Even if a student does not develop an alcohol addiction while in college, the habits formed during this time can lead to alcoholism in the future. Too often, what is considered a “phase” or “normal college life” becomes regular behavior, and the student develops patterns that later lead to alcohol addiction.

The consequences of alcohol addiction are often lifelong and tend to have a negative impact on jobs, finances, relationships, health – basically every aspect of a person’s life.

Nearly 15 million people in the United States currently struggle with an alcohol use disorder. However, only a small fraction (about 7.2%) receive the professional treatment they need.

Alcohol overdose

Alcohol overdose occurs when a person drinks more alcohol than their body can process. Also commonly known as “alcohol poisoning”, an alcohol overdose occurs when a person has so much alcohol circulating in their blood that it causes certain areas of the brain to shut down – areas responsible for controlling functions. basic vitals.

Since large amounts of alcohol are consumed during binge drinking, alcohol overdoses are a common result of these incredibly dangerous drinking episodes.

Signs of an alcohol overdose include:

  • Mental confusion
  • Difficulty waking up or staying conscious
  • slow breathing
  • slow heart rate
  • Loss of gag reflex
  • Vomiting
  • Seizures
  • Moist skin
  • Low body temperature (indicated by chills or chills)
  • Bluish or pale skin

An overdose of alcohol can cause permanent brain damage or even death. If someone who has been drinking has these symptoms, don’t hesitate to call 911. This is an extreme emergency and time is running out. A person who has overdosed on alcohol needs immediate medical attention.

College Alcoholism: Treatment

With so many students suffering from alcohol use disorders and participating in binge drinking episodes, quality treatment programs are more important than ever. And rehabs around the country are responding to the increased need.

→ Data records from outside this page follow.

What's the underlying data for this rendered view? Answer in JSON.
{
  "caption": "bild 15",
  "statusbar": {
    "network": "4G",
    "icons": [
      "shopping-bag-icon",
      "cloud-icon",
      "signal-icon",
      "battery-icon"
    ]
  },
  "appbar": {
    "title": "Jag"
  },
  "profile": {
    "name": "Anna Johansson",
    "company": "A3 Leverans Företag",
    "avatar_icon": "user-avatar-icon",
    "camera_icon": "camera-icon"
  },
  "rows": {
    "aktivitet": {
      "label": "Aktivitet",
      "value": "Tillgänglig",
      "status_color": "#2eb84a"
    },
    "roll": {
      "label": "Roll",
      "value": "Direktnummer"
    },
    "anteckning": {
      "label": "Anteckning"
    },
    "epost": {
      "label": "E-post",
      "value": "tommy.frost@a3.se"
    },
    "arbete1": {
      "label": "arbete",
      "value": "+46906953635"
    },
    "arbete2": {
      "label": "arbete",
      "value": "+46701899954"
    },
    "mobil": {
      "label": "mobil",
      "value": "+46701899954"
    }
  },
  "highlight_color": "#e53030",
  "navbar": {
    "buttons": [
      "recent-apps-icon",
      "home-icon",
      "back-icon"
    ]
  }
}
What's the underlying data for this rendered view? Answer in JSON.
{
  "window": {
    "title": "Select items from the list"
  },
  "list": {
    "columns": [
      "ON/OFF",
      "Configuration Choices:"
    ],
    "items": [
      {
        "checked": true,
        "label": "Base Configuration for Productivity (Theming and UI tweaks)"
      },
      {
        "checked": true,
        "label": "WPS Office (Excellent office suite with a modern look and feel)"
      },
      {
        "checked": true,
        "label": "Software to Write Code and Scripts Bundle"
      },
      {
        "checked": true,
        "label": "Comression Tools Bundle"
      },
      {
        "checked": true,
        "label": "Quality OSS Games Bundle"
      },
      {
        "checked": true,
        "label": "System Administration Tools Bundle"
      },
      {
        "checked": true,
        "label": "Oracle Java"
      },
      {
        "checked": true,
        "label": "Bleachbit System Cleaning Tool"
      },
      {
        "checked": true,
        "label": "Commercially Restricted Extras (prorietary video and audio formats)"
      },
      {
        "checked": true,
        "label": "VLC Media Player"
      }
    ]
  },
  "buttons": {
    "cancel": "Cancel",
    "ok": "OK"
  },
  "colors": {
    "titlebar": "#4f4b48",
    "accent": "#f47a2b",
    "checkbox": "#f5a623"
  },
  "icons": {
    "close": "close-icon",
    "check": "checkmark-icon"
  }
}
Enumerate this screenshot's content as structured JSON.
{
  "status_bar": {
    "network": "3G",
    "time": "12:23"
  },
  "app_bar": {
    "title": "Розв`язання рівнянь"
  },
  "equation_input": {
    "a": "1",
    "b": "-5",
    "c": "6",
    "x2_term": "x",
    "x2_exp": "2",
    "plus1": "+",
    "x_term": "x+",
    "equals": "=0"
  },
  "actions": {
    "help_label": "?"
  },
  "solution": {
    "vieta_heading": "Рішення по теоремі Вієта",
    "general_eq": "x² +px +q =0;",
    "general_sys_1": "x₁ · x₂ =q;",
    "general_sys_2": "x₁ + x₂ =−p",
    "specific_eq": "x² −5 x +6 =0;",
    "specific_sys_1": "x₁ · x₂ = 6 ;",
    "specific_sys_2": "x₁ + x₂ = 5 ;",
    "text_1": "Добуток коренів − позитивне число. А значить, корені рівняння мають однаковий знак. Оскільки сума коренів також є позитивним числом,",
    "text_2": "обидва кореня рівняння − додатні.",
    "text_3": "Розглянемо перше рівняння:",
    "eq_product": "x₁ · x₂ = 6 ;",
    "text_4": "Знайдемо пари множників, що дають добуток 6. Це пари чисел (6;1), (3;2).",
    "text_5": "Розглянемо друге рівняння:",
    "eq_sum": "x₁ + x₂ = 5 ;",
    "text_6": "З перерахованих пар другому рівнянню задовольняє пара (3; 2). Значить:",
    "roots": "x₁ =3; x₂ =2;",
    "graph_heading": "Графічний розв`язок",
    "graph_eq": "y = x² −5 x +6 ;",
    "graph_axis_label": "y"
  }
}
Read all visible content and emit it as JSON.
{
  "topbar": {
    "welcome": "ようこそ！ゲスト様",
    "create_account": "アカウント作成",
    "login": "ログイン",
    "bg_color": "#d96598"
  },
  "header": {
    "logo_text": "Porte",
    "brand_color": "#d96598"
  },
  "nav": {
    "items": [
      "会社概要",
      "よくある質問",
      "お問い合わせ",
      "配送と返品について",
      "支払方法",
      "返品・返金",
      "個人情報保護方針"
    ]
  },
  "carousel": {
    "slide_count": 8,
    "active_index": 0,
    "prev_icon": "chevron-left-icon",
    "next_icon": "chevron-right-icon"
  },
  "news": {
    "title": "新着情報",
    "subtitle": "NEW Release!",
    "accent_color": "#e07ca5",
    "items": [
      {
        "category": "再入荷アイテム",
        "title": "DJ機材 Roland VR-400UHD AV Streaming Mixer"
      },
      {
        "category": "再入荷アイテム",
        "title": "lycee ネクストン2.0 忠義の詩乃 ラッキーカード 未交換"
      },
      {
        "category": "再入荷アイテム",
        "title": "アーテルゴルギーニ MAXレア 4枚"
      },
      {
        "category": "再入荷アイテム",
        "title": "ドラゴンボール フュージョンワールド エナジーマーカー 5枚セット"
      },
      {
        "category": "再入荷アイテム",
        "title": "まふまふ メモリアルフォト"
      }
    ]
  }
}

In fact, many alcohol detox centers now offer treatment programs specifically tailored to young adults. Fortunately, there are many resources and programs available for students who need support.

About Rhonda Lee

Check Also

Review of the 2022 ACCE Guidelines for Non-Alcoholic Fatty Liver Disease

Background This guideline aims to educate primary care providers, endocrinologists, and other healthcare professionals about …